(SB) Coming back to an earlier answer, you mentioned your trip to Japan for Sensei Yahara’s Gasshuku. Can you tell us about this trip?
(AT) Mmm, that was a strange trip and so many stories from that Gasshuku. There were 12 of us that went I think, and by the end, due to one thing or another, eight of us saw the end of the trip. The purpose of that trip was to train on Yahara Sensei’s Gasshuku (training camp), out on an island called Hachijo Jima where they once sent convicts – do you think they were trying to tell us something?! The training was quite brutal at times, which wasn’t unusual for us, but I think it would have shocked a great deal of karate-ka who train in your average dojo now. There were broken noses, jaws, missing teeth and black eyes, fortunately none of them were ours! Don’t get me wrong, it wasn’t all from us, they were battering each other.
I remember at one stage standing, lining up to fight. I had heard that Yahara liked people to get ‘stuck in’ as it were, but I wasn’t sure how heavy, and then I watched Dave Hazard with his first partner. Fair enough I thought, that’ll do for me and bang – I dropped my bloke with a back kick. Bear in mind they weren’t holding back, and it wasn’t a cheap shot or anything. Most of them were University students and they were great, loads of spirit and trained like demons, but Yahara Sensei made their life a misery on that course. We were told that he wasn’t happy unless he broke a Shinai (Bamboo Sword) on the students before the end of the course; he smashed it in half on a student during the first day!
In the end it was a positive trip putting aside all the mind games the Japanese like to play. The comradeship, everybody training and fighting together, it was good for me, because I wasn’t really getting too much of a chance to test myself in that way at that time, it was great because I don’t think any of the students had a clue who I was, so there was no holding back, it was good. It was the first time I met Richard Amos who was living in Japan at that time and was doing the JKA instructors class or was about to do the course, not sure really. A very talented karate-ka who is now based in New York but as I said earlier we get to meet up every year when we do the summer course in Norway.
(SB) You have taught all over the world. From your experiences travelling and teaching for dojos outside of the FSK, what would you say are the most common mistakes that you see?
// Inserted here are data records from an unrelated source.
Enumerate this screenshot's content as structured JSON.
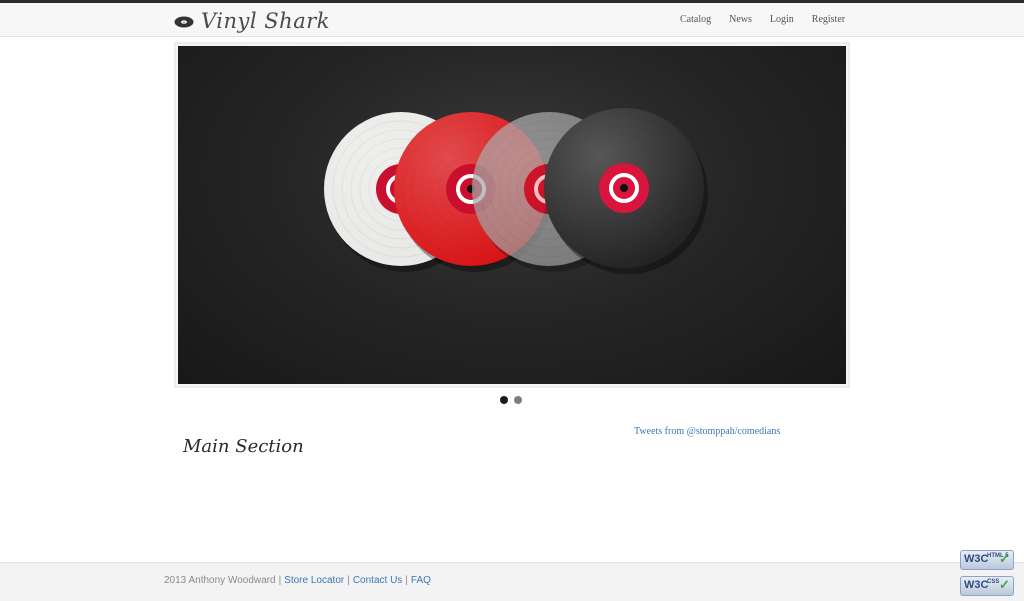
{
  "header": {
    "logo_text": "Vinyl Shark",
    "nav": [
      {
        "label": "Catalog"
      },
      {
        "label": "News"
      },
      {
        "label": "Login"
      },
      {
        "label": "Register"
      }
    ]
  },
  "slider": {
    "records": [
      {
        "color": "#e8e8e6",
        "label_color": "#c8102e"
      },
      {
        "color": "#d80f12",
        "label_color": "#c8102e"
      },
      {
        "color": "#9a9a9a",
        "label_color": "#c8102e"
      },
      {
        "color": "#1f1f1f",
        "label_color": "#d9143d"
      }
    ],
    "slide_count": 2,
    "active_index": 0
  },
  "main": {
    "heading": "Main Section",
    "tweets_link": "Tweets from @stomppah/comedians"
  },
  "footer": {
    "copyright": "2013 Anthony Woodward",
    "separator": "|",
    "links": [
      {
        "label": "Store Locator"
      },
      {
        "label": "Contact Us"
      },
      {
        "label": "FAQ"
      }
    ]
  },
  "badges": [
    {
      "w3": "W3C",
      "kind": "HTML 5"
    },
    {
      "w3": "W3C",
      "kind": "CSS"
    }
  ],
  "colors": {
    "link": "#3b78b5",
    "topbar": "#2b2b2b"
  }
}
(AT) I can’t say there are common mistakes as it depends, they may not see them as mistakes! That’s one thing you learn through experience, diplomacy. There’s always something that can be improved though, thankfully, because if they were all perfect, I’d be out of a job!
(SB) You are Chief Instructor of the Federation of Shotokan Karate (FSK). What has been, and what continues to be the central objective of the Federation?
(AT) To teach good Shotokan Karate, to give people every opportunity to improve and enjoy their training, as simple as that really.
(SB) Based on an earlier answer, I am assuming that you are teaching close range reality based fighting in The Ozawa Cup Masters Seminars, am I right?
(AT) I will teach kumite at all distances and the use of the appropriate technique for that distance, so yes that will include close range.
Professional Shots courtesy of Bernard Rose!
Part 2 to follow in the next edition of TSW